Pakistan has asked India to provide "credible evidence" against those accused in the 2008 Mumbai terror attacks so that they cannot secure their release from courts, Interior Minister Rehman Malik said on Friday.
Pakistan took action against Jamaat-ud-Dawah chief Hafiz Mohammad Saeed and others accused of involvement in the Mumbai attack on the basis of evidence provided by India but the suspects were released because the information given by New Delhi was "vague and insufficient", Malik claimed.
'Information given by Delhi vague, insufficient'
"Pakistan is ready to take action on the information provided by India, which is also compulsory in the court," Malik told the media on the sidelines of an official function at the Police Lines.
Responding to a question about the activities of Hafiz Saeed, who has been blamed by India for masterminding the Mumbai attacks, Malik said the JuD chief had been freed by a court.
'Pak is a democracy, courts free to decide independently'
There is democracy in Pakistan and the courts are free to decide independently, he contended.
Though Saeed was put under house arrest after the Mumbai attacks, he was freed about six months later on the orders of the Lahore high court.
Though seven persons, including Lashkar-e-Tayiba commander Zakiur Rehman Lakhvi, were arrested by Pakistani authorities on charges of planning and financing the Mumbai attacks, their trial in an anti-terrorism court has stalled for a variety of reasons.

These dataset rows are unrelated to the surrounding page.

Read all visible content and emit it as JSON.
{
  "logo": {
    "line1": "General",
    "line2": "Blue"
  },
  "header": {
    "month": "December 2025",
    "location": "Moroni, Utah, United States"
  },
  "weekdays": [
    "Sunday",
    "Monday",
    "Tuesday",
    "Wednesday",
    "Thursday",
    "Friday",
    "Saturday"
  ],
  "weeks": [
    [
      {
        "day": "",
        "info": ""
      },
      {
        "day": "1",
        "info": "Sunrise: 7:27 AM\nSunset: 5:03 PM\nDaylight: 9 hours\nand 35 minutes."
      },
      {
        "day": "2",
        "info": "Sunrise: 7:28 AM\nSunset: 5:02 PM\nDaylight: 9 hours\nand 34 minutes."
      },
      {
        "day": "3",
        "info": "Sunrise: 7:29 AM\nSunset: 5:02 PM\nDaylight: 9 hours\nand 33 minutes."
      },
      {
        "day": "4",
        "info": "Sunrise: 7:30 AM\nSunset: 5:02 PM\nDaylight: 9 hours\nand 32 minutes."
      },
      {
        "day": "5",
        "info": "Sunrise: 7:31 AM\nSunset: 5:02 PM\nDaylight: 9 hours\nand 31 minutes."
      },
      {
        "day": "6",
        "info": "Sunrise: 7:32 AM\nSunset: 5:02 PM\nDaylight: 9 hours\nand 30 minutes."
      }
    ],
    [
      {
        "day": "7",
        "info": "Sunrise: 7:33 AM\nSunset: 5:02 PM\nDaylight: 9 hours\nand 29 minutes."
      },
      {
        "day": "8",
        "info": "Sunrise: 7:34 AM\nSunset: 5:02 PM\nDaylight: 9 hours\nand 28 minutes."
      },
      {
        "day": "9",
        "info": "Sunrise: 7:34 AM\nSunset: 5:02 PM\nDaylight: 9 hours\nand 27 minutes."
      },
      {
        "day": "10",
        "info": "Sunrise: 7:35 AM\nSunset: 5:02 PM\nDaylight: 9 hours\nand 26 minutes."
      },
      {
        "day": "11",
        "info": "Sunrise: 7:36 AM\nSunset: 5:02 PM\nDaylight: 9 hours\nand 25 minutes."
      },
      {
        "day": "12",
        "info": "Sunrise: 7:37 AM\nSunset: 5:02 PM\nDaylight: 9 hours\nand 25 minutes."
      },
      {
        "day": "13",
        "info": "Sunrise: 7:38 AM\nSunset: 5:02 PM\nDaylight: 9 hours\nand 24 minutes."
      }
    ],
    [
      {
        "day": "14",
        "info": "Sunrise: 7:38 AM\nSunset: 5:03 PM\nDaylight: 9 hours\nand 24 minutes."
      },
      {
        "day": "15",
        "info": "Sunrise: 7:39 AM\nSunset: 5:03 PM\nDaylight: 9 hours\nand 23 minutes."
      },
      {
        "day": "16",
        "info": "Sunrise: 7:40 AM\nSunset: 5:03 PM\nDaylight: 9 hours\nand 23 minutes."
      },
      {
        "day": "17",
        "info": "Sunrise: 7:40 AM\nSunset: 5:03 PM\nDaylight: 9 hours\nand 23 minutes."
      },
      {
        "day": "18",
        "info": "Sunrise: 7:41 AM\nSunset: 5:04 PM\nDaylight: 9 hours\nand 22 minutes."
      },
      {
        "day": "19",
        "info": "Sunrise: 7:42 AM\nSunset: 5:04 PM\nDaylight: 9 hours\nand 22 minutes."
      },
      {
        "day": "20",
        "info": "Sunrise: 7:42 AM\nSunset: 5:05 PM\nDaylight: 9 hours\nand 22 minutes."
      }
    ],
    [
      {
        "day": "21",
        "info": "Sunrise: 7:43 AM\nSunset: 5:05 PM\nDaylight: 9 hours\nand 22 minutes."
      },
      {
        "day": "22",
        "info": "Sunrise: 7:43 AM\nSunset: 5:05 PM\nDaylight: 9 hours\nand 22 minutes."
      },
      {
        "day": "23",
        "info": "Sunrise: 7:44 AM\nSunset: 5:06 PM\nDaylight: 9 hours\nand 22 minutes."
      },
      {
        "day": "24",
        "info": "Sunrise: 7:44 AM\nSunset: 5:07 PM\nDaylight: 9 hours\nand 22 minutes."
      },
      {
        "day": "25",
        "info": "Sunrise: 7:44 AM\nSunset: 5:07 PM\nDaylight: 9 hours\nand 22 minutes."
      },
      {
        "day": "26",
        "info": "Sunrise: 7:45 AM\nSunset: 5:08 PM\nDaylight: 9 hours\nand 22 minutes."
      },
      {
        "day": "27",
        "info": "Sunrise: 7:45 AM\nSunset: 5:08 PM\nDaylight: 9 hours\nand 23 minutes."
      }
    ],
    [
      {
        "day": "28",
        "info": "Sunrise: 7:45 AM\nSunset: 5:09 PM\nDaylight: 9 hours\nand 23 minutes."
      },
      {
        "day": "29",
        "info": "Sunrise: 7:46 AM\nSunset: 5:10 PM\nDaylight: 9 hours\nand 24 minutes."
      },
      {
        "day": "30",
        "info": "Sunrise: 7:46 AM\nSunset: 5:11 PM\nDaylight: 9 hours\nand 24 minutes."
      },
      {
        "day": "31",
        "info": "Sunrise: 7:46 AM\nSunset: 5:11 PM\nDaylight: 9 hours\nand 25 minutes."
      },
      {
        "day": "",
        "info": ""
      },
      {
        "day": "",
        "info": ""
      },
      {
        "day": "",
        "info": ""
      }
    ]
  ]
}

Indian Foreign Secretary Ranjan Mathai recently refuted Malik's claim that New Delhi had provided insufficient evidence about the perpetrators of the Mumbai attacks.